What to do
Reproduce the data that follows in its entirety, character for character.
--- Information provided Enclosed Below ---
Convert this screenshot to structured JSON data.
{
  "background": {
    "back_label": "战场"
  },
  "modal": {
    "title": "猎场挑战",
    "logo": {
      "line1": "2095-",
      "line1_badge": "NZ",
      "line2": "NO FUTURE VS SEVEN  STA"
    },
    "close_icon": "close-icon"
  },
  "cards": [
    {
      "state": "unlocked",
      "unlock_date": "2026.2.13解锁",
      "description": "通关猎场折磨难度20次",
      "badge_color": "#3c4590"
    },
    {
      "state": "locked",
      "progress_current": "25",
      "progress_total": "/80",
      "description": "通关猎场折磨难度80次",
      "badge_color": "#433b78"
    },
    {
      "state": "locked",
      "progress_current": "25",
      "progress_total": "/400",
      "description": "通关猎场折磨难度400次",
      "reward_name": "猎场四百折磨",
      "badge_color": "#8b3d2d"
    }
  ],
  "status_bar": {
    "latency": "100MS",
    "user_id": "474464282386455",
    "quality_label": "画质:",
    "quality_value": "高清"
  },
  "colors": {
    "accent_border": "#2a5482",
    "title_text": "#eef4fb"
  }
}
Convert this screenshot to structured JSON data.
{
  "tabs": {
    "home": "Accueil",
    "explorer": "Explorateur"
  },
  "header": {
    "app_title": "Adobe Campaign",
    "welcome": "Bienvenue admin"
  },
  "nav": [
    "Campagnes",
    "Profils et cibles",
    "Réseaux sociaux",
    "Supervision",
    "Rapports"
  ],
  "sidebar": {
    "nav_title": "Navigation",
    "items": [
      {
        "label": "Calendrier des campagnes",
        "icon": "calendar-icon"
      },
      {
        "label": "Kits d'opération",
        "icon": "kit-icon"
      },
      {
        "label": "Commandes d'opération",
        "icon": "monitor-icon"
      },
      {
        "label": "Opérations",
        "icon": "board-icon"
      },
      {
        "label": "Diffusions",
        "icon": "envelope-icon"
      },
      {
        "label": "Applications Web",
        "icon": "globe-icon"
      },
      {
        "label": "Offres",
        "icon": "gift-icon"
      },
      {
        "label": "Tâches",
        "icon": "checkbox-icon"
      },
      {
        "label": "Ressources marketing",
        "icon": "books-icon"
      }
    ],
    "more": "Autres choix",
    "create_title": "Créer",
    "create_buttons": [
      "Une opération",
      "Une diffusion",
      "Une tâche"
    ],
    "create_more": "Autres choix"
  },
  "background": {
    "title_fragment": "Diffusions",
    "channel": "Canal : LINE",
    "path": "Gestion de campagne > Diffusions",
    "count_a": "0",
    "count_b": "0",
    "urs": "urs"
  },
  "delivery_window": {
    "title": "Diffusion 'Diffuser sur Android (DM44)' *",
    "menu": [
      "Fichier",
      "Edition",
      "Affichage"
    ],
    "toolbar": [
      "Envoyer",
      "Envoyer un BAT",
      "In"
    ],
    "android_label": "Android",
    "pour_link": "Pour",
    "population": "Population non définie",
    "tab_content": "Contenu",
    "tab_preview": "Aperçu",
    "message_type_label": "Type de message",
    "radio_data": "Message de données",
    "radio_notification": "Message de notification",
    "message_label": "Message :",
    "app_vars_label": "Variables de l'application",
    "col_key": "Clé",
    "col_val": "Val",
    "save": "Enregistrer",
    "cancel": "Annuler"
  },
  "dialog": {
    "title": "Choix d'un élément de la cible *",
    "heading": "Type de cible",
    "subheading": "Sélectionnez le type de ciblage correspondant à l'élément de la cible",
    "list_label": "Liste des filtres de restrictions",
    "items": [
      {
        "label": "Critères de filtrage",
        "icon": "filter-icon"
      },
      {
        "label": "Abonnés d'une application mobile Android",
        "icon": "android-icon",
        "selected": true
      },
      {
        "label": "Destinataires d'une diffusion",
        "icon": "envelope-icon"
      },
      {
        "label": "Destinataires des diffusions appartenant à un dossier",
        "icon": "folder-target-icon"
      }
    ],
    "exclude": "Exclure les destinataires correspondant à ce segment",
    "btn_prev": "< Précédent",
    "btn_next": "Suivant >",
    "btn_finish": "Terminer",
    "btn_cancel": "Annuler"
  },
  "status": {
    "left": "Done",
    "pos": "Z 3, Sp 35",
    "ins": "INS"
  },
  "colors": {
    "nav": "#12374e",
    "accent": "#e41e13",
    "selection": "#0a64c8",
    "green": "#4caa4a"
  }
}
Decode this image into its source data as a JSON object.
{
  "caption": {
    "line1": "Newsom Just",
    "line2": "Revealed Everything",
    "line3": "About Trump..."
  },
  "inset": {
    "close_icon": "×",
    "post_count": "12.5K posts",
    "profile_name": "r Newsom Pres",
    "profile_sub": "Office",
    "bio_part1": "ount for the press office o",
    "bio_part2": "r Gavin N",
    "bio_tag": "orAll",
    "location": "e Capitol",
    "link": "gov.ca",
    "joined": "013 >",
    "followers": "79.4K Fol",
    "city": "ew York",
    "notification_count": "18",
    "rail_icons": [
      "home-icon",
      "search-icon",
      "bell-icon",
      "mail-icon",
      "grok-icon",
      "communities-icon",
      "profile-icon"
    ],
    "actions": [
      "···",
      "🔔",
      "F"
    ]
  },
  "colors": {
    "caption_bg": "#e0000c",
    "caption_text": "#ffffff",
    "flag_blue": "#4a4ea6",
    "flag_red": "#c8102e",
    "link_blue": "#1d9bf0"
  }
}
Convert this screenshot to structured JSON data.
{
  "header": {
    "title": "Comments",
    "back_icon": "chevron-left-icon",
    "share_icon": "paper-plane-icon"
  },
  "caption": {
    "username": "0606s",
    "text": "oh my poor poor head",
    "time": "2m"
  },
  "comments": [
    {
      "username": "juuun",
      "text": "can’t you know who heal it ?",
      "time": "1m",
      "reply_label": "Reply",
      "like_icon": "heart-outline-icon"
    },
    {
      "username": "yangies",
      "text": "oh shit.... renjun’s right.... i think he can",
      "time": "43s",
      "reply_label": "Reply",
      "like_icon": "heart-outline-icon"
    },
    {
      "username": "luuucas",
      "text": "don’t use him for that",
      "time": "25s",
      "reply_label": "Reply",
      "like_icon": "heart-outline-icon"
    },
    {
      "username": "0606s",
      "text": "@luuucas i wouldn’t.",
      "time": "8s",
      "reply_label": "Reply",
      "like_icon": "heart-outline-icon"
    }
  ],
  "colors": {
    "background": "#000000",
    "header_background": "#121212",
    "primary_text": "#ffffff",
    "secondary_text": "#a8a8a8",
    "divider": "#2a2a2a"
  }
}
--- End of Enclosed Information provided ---
Response for this exercise
Convert this screenshot to structured JSON data.
{
  "background": {
    "back_label": "战场"
  },
  "modal": {
    "title": "猎场挑战",
    "logo": {
      "line1": "2095-",
      "line1_badge": "NZ",
      "line2": "NO FUTURE VS SEVEN  STA"
    },
    "close_icon": "close-icon"
  },
  "cards": [
    {
      "state": "unlocked",
      "unlock_date": "2026.2.13解锁",
      "description": "通关猎场折磨难度20次",
      "badge_color": "#3c4590"
    },
    {
      "state": "locked",
      "progress_current": "25",
      "progress_total": "/80",
      "description": "通关猎场折磨难度80次",
      "badge_color": "#433b78"
    },
    {
      "state": "locked",
      "progress_current": "25",
      "progress_total": "/400",
      "description": "通关猎场折磨难度400次",
      "reward_name": "猎场四百折磨",
      "badge_color": "#8b3d2d"
    }
  ],
  "status_bar": {
    "latency": "100MS",
    "user_id": "474464282386455",
    "quality_label": "画质:",
    "quality_value": "高清"
  },
  "colors": {
    "accent_border": "#2a5482",
    "title_text": "#eef4fb"
  }
}
Convert this screenshot to structured JSON data.
{
  "tabs": {
    "home": "Accueil",
    "explorer": "Explorateur"
  },
  "header": {
    "app_title": "Adobe Campaign",
    "welcome": "Bienvenue admin"
  },
  "nav": [
    "Campagnes",
    "Profils et cibles",
    "Réseaux sociaux",
    "Supervision",
    "Rapports"
  ],
  "sidebar": {
    "nav_title": "Navigation",
    "items": [
      {
        "label": "Calendrier des campagnes",
        "icon": "calendar-icon"
      },
      {
        "label": "Kits d'opération",
        "icon": "kit-icon"
      },
      {
        "label": "Commandes d'opération",
        "icon": "monitor-icon"
      },
      {
        "label": "Opérations",
        "icon": "board-icon"
      },
      {
        "label": "Diffusions",
        "icon": "envelope-icon"
      },
      {
        "label": "Applications Web",
        "icon": "globe-icon"
      },
      {
        "label": "Offres",
        "icon": "gift-icon"
      },
      {
        "label": "Tâches",
        "icon": "checkbox-icon"
      },
      {
        "label": "Ressources marketing",
        "icon": "books-icon"
      }
    ],
    "more": "Autres choix",
    "create_title": "Créer",
    "create_buttons": [
      "Une opération",
      "Une diffusion",
      "Une tâche"
    ],
    "create_more": "Autres choix"
  },
  "background": {
    "title_fragment": "Diffusions",
    "channel": "Canal : LINE",
    "path": "Gestion de campagne > Diffusions",
    "count_a": "0",
    "count_b": "0",
    "urs": "urs"
  },
  "delivery_window": {
    "title": "Diffusion 'Diffuser sur Android (DM44)' *",
    "menu": [
      "Fichier",
      "Edition",
      "Affichage"
    ],
    "toolbar": [
      "Envoyer",
      "Envoyer un BAT",
      "In"
    ],
    "android_label": "Android",
    "pour_link": "Pour",
    "population": "Population non définie",
    "tab_content": "Contenu",
    "tab_preview": "Aperçu",
    "message_type_label": "Type de message",
    "radio_data": "Message de données",
    "radio_notification": "Message de notification",
    "message_label": "Message :",
    "app_vars_label": "Variables de l'application",
    "col_key": "Clé",
    "col_val": "Val",
    "save": "Enregistrer",
    "cancel": "Annuler"
  },
  "dialog": {
    "title": "Choix d'un élément de la cible *",
    "heading": "Type de cible",
    "subheading": "Sélectionnez le type de ciblage correspondant à l'élément de la cible",
    "list_label": "Liste des filtres de restrictions",
    "items": [
      {
        "label": "Critères de filtrage",
        "icon": "filter-icon"
      },
      {
        "label": "Abonnés d'une application mobile Android",
        "icon": "android-icon",
        "selected": true
      },
      {
        "label": "Destinataires d'une diffusion",
        "icon": "envelope-icon"
      },
      {
        "label": "Destinataires des diffusions appartenant à un dossier",
        "icon": "folder-target-icon"
      }
    ],
    "exclude": "Exclure les destinataires correspondant à ce segment",
    "btn_prev": "< Précédent",
    "btn_next": "Suivant >",
    "btn_finish": "Terminer",
    "btn_cancel": "Annuler"
  },
  "status": {
    "left": "Done",
    "pos": "Z 3, Sp 35",
    "ins": "INS"
  },
  "colors": {
    "nav": "#12374e",
    "accent": "#e41e13",
    "selection": "#0a64c8",
    "green": "#4caa4a"
  }
}
Decode this image into its source data as a JSON object.
{
  "caption": {
    "line1": "Newsom Just",
    "line2": "Revealed Everything",
    "line3": "About Trump..."
  },
  "inset": {
    "close_icon": "×",
    "post_count": "12.5K posts",
    "profile_name": "r Newsom Pres",
    "profile_sub": "Office",
    "bio_part1": "ount for the press office o",
    "bio_part2": "r Gavin N",
    "bio_tag": "orAll",
    "location": "e Capitol",
    "link": "gov.ca",
    "joined": "013 >",
    "followers": "79.4K Fol",
    "city": "ew York",
    "notification_count": "18",
    "rail_icons": [
      "home-icon",
      "search-icon",
      "bell-icon",
      "mail-icon",
      "grok-icon",
      "communities-icon",
      "profile-icon"
    ],
    "actions": [
      "···",
      "🔔",
      "F"
    ]
  },
  "colors": {
    "caption_bg": "#e0000c",
    "caption_text": "#ffffff",
    "flag_blue": "#4a4ea6",
    "flag_red": "#c8102e",
    "link_blue": "#1d9bf0"
  }
}
Convert this screenshot to structured JSON data.
{
  "header": {
    "title": "Comments",
    "back_icon": "chevron-left-icon",
    "share_icon": "paper-plane-icon"
  },
  "caption": {
    "username": "0606s",
    "text": "oh my poor poor head",
    "time": "2m"
  },
  "comments": [
    {
      "username": "juuun",
      "text": "can’t you know who heal it ?",
      "time": "1m",
      "reply_label": "Reply",
      "like_icon": "heart-outline-icon"
    },
    {
      "username": "yangies",
      "text": "oh shit.... renjun’s right.... i think he can",
      "time": "43s",
      "reply_label": "Reply",
      "like_icon": "heart-outline-icon"
    },
    {
      "username": "luuucas",
      "text": "don’t use him for that",
      "time": "25s",
      "reply_label": "Reply",
      "like_icon": "heart-outline-icon"
    },
    {
      "username": "0606s",
      "text": "@luuucas i wouldn’t.",
      "time": "8s",
      "reply_label": "Reply",
      "like_icon": "heart-outline-icon"
    }
  ],
  "colors": {
    "background": "#000000",
    "header_background": "#121212",
    "primary_text": "#ffffff",
    "secondary_text": "#a8a8a8",
    "divider": "#2a2a2a"
  }
}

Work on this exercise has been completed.